7. HyperX Alloy Core RGB
A trusted brand made affordable
Switch: Membrane | Size: Full Size | Backlights: 16.8 Million Color RGB | Passthroughs: No | Media Controls: Dedicated | Wristrest: No
Dedicated Media Keys
HyperX is slowly joining the ranks of Logitech and Razer as a trusted name among peripheral manufacturers. While it typically caters to a more premium brand, the Alloy Core RGB brings extensive features and solid performance at an affordable price. The price does skirt the definition of a “budget” keyboard, but the dedicated media controls and customization software definitely help justify the MSRP. This does mean that HyperX has had to incorporate membrane switches for this particular model, but that has the added effect of making the Alloy Core spill-resistant.
8. Redragon K502
Low profile RGB for everyone
Switch: Membrane | Size: Full Size | Backlights: Pre Set RGB | Passthroughs: No | Media Controls: Function Key Integrated | Wristrest: Yes
Non-detachable wrist rest
If you’re looking to incorporate some RGB lighting into your gaming setup, but aren’t particular about how your keyboard feels, the Redragon K502 has you covered. At a price that rivals most conventional keyboard designs, the K502 features an integrated wrist rest as well as six different lighting modes that should satisfy just about any motif. While it does only use membrane switches, the K502 is quiet and the only low-profile keyboard on this list.
Jargon buster – keyboard terminology
The height to which a key needs to be pressed before it actuates and sends an input signal to a device.
A switch that delivers an audible click everytime it’s pressed, generally right around the point of actuation.
A technique to ensure that only one input registers every time a key is pressed.
The shell that surrounds the internal components of a switch.
The result of the actuation point and reset point in a switch being misaligned. This generally means a key needs to be lifted off of further than normal before it can be actuated again.
A switch that moves directly up and down, generally delivering smooth keystrokes without noise or tactile feedback.
A keyboard built around individual switches for each key, rather than a membrane sheath mounted on a PCB.
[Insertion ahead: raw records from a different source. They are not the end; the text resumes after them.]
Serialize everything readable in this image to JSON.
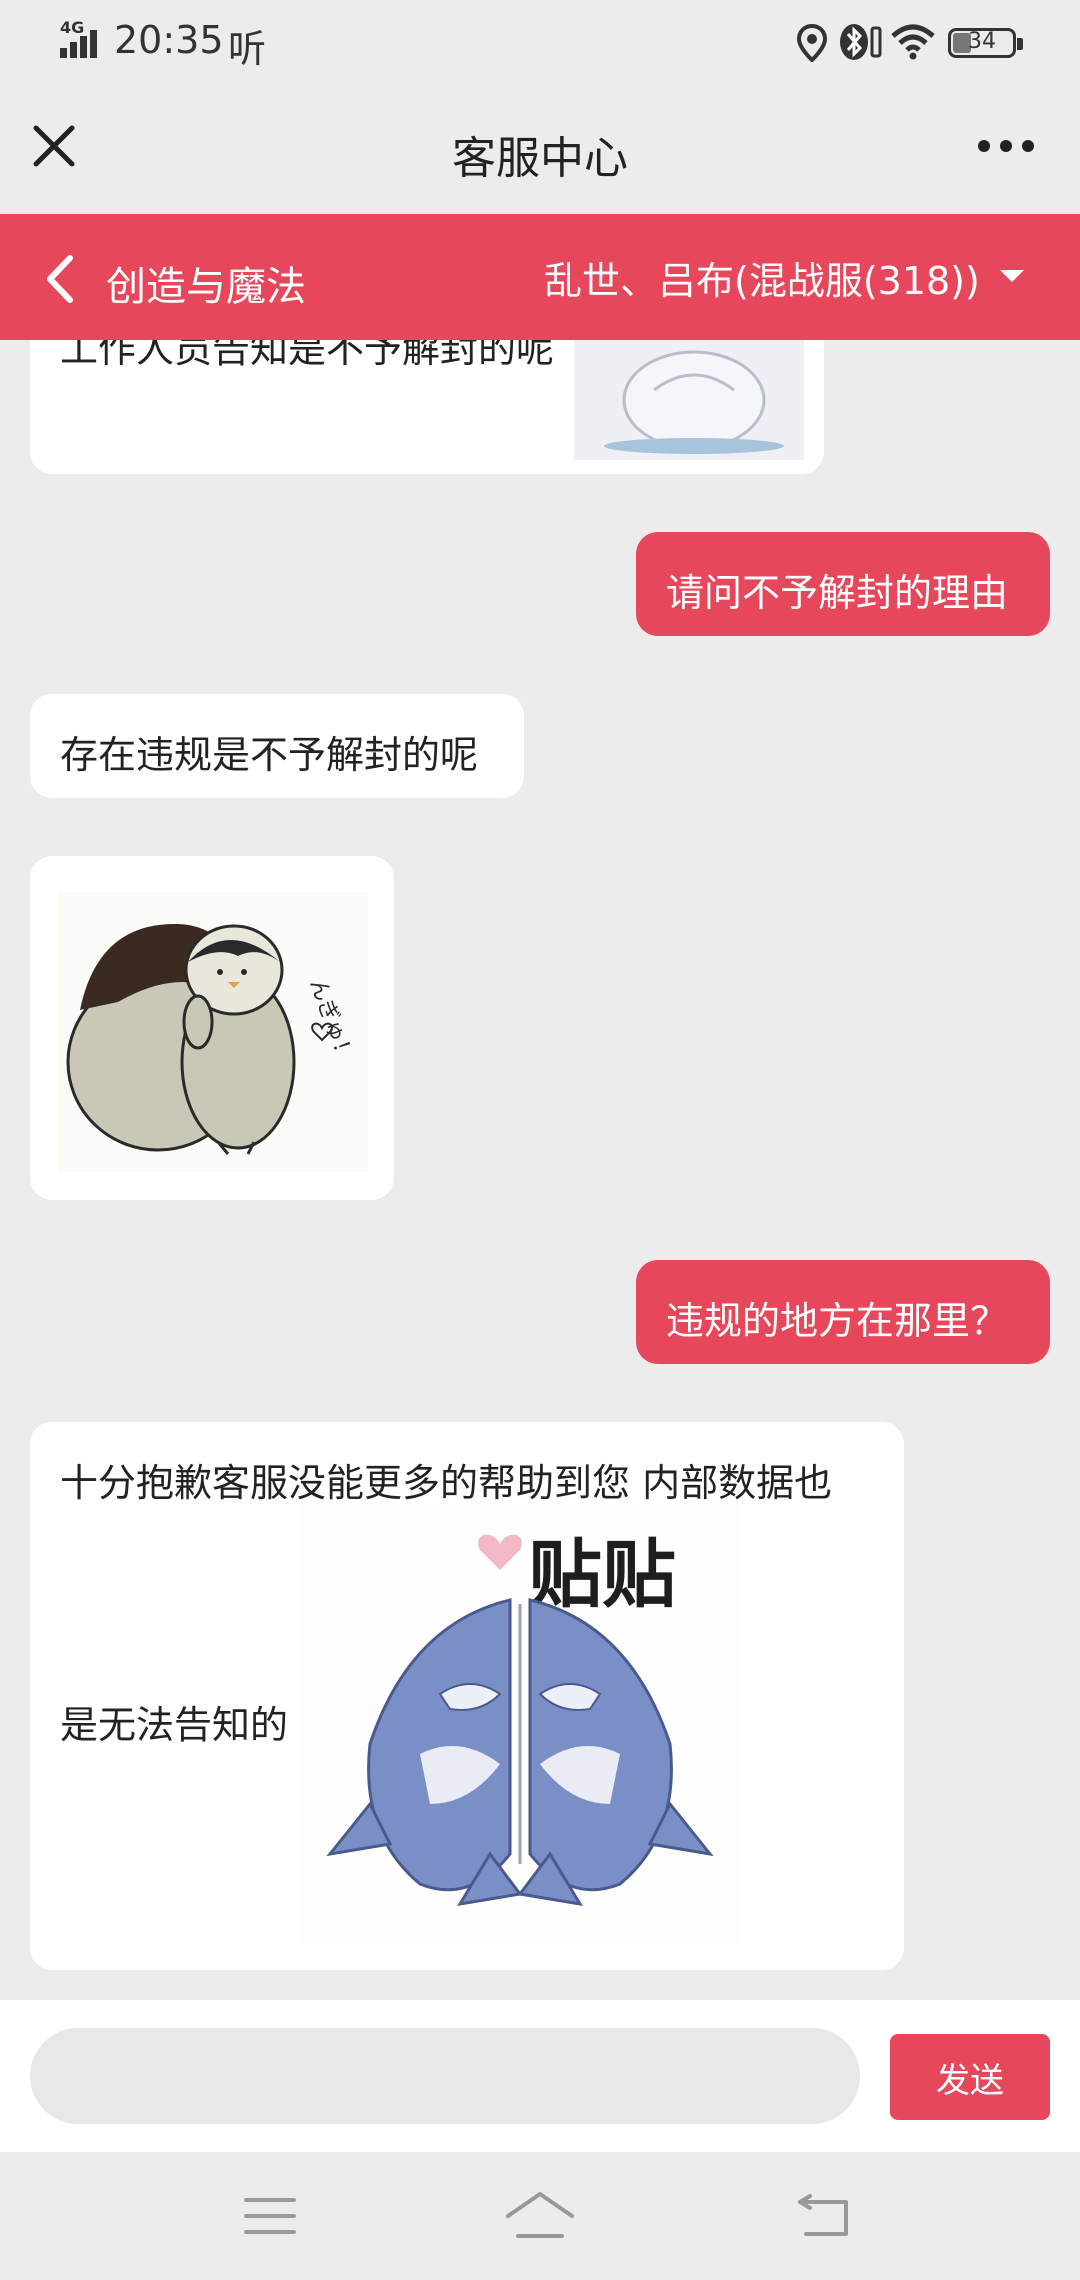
{
  "status_bar": {
    "network": "4G",
    "time": "20:35",
    "extra": "听",
    "battery": "34"
  },
  "header": {
    "title": "客服中心"
  },
  "game_bar": {
    "game": "创造与魔法",
    "server": "乱世、吕布(混战服(318))"
  },
  "messages": {
    "m0_partial": "工作人员告知是不予解封的呢",
    "m1": "请问不予解封的理由",
    "m2": "存在违规是不予解封的呢",
    "m4": "违规的地方在那里？",
    "m5_line1": "十分抱歉客服没能更多的帮助到您 内部数据也",
    "m5_line2": "是无法告知的",
    "sticker_text": "贴贴",
    "penguin_text": "んぎゅ！"
  },
  "input": {
    "placeholder": "",
    "send_label": "发送"
  },
  "colors": {
    "accent": "#e6475a",
    "background": "#ececec"
  }
}
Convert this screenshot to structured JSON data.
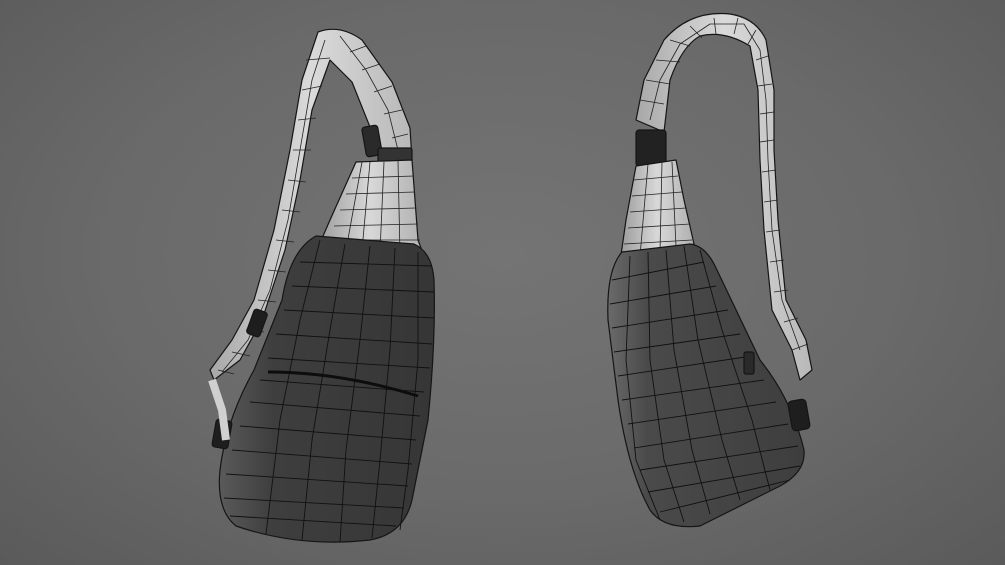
{
  "scene": {
    "description_free": true,
    "background_color": "#6d6d6d",
    "model": {
      "views": [
        {
          "id": "front-view",
          "icon": "sling-bag-wireframe"
        },
        {
          "id": "back-view",
          "icon": "sling-bag-wireframe"
        }
      ],
      "wire_color": "#1a1a1a",
      "body_color_dark": "#3c3c3c",
      "body_color_light": "#cfcfcf",
      "strap_color": "#d4d4d4"
    }
  }
}
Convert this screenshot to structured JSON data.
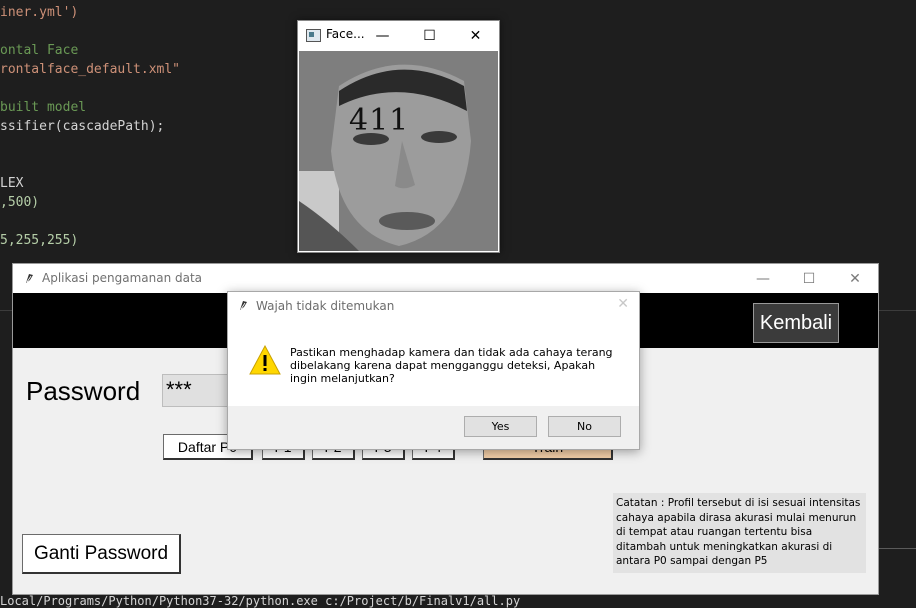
{
  "editor": {
    "lines": [
      {
        "text": "iner.yml')",
        "cls": "c-orange"
      },
      {
        "text": "",
        "cls": "c-white"
      },
      {
        "text": "ontal Face",
        "cls": "c-green"
      },
      {
        "text": "rontalface_default.xml\"",
        "cls": "c-orange"
      },
      {
        "text": "",
        "cls": "c-white"
      },
      {
        "text": "built model",
        "cls": "c-green"
      },
      {
        "text": "ssifier(cascadePath);",
        "cls": "c-white"
      },
      {
        "text": "",
        "cls": "c-white"
      },
      {
        "text": "",
        "cls": "c-white"
      },
      {
        "text": "LEX",
        "cls": "c-white"
      },
      {
        "text": ",500)",
        "cls": "c-num"
      },
      {
        "text": "",
        "cls": "c-white"
      },
      {
        "text": "5,255,255)",
        "cls": "c-num"
      }
    ],
    "bottom_path": "Local/Programs/Python/Python37-32/python.exe c:/Project/b/Finalv1/all.py"
  },
  "face_window": {
    "title": "Face...",
    "minimize": "—",
    "maximize": "☐",
    "close": "✕",
    "label": "411"
  },
  "app": {
    "title": "Aplikasi pengamanan data",
    "minimize": "—",
    "maximize": "☐",
    "close": "✕",
    "back_button": "Kembali",
    "password_label": "Password",
    "password_value": "***",
    "buttons": [
      "Daftar P0",
      "P1",
      "P2",
      "P3",
      "P4",
      "Train"
    ],
    "note": "Catatan : Profil tersebut di isi sesuai intensitas cahaya apabila dirasa akurasi mulai menurun di tempat atau ruangan tertentu bisa ditambah untuk meningkatkan akurasi di antara P0 sampai dengan P5",
    "change_password_button": "Ganti Password"
  },
  "dialog": {
    "title": "Wajah tidak ditemukan",
    "close": "✕",
    "message": "Pastikan menghadap kamera dan tidak ada cahaya terang dibelakang karena dapat mengganggu deteksi, Apakah ingin melanjutkan?",
    "yes": "Yes",
    "no": "No"
  }
}
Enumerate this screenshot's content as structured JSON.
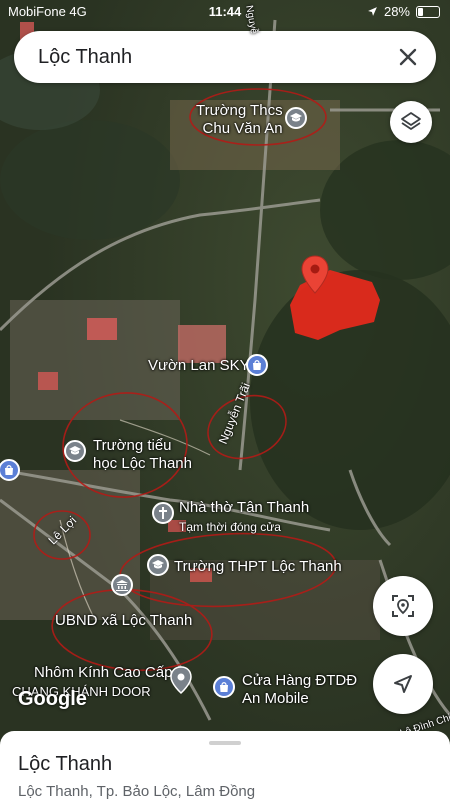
{
  "status_bar": {
    "carrier": "MobiFone 4G",
    "time": "11:44",
    "battery": "28%",
    "battery_level": 0.28
  },
  "search": {
    "query": "Lộc Thanh"
  },
  "map": {
    "road_labels": {
      "nguyen_trai": "Nguyễn Trãi",
      "le_loi": "Lê Lợi",
      "le_dinh_chinh": "Lê Đình Chi",
      "nguyen_top": "Nguyễ"
    },
    "places": {
      "thcs": "Trường Thcs\nChu Văn An",
      "orchid": "Vườn Lan SKY",
      "tieu_hoc": "Trường tiểu\nhọc Lộc Thanh",
      "church": "Nhà thờ Tân Thanh",
      "church_status": "Tạm thời đóng cửa",
      "thpt": "Trường THPT Lộc Thanh",
      "ubnd": "UBND xã Lộc Thanh",
      "glass_line1": "Nhôm Kính Cao Cấp",
      "glass_line2": "CHANG KHÁNH DOOR",
      "phone_store": "Cửa Hàng ĐTDĐ\nAn Mobile"
    },
    "watermark": "Google",
    "colors": {
      "pin": "#ea4335",
      "annotation": "#b31b17",
      "poi_blue": "#5b7fd6",
      "poi_gray": "#7a828a"
    }
  },
  "place_sheet": {
    "title": "Lộc Thanh",
    "subtitle": "Lộc Thanh, Tp. Bảo Lộc, Lâm Đồng"
  }
}
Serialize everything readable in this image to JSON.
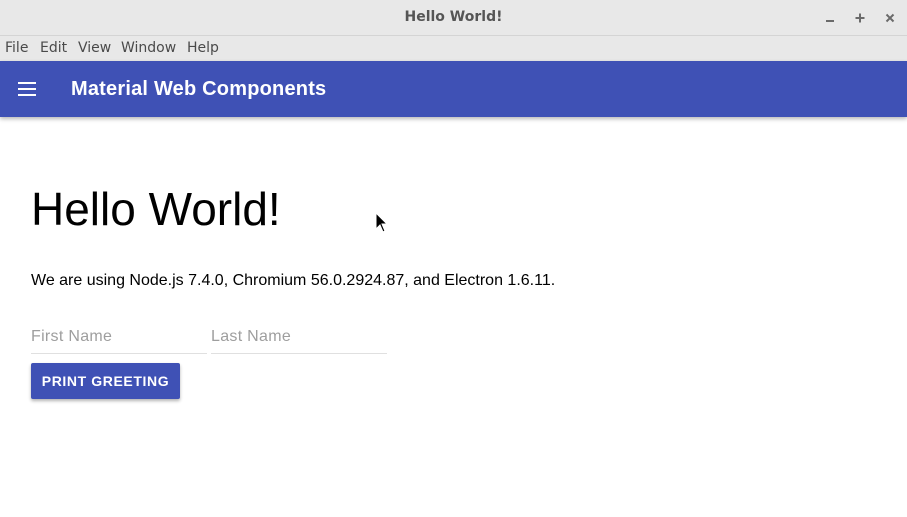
{
  "window": {
    "title": "Hello World!",
    "controls": {
      "minimize_icon": "minimize-icon",
      "maximize_icon": "maximize-icon",
      "close_icon": "close-icon"
    }
  },
  "menubar": {
    "items": [
      {
        "label": "File"
      },
      {
        "label": "Edit"
      },
      {
        "label": "View"
      },
      {
        "label": "Window"
      },
      {
        "label": "Help"
      }
    ]
  },
  "appbar": {
    "title": "Material Web Components",
    "menu_icon": "hamburger-menu-icon",
    "color": "#3f51b5"
  },
  "main": {
    "heading": "Hello World!",
    "info": "We are using Node.js 7.4.0, Chromium 56.0.2924.87, and Electron 1.6.11.",
    "first_name": {
      "placeholder": "First Name",
      "value": ""
    },
    "last_name": {
      "placeholder": "Last Name",
      "value": ""
    },
    "button_label": "PRINT GREETING"
  },
  "colors": {
    "primary": "#3f51b5",
    "chrome": "#e8e8e8",
    "text": "#000000"
  }
}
A keyboard on which all the keycaps are mounted on a membrane sheath; when a key is pressed, a rubber dome depresses and pushes against the sheath and PCB beneath, actuating the key.
The component of a switch on which the keycaps are mounted on a mechanical keyboard.
The physical component of a mechanical keyboard beneath the keycaps on a mechanical keyboard. The switch determines how a key is actuated, whether or not it provides audible or tactile feedback with each press, and more.
A switch that provides a ‘bump’ of feedback every time it’s pushed.
A keyboard that lacks the right hand number pad.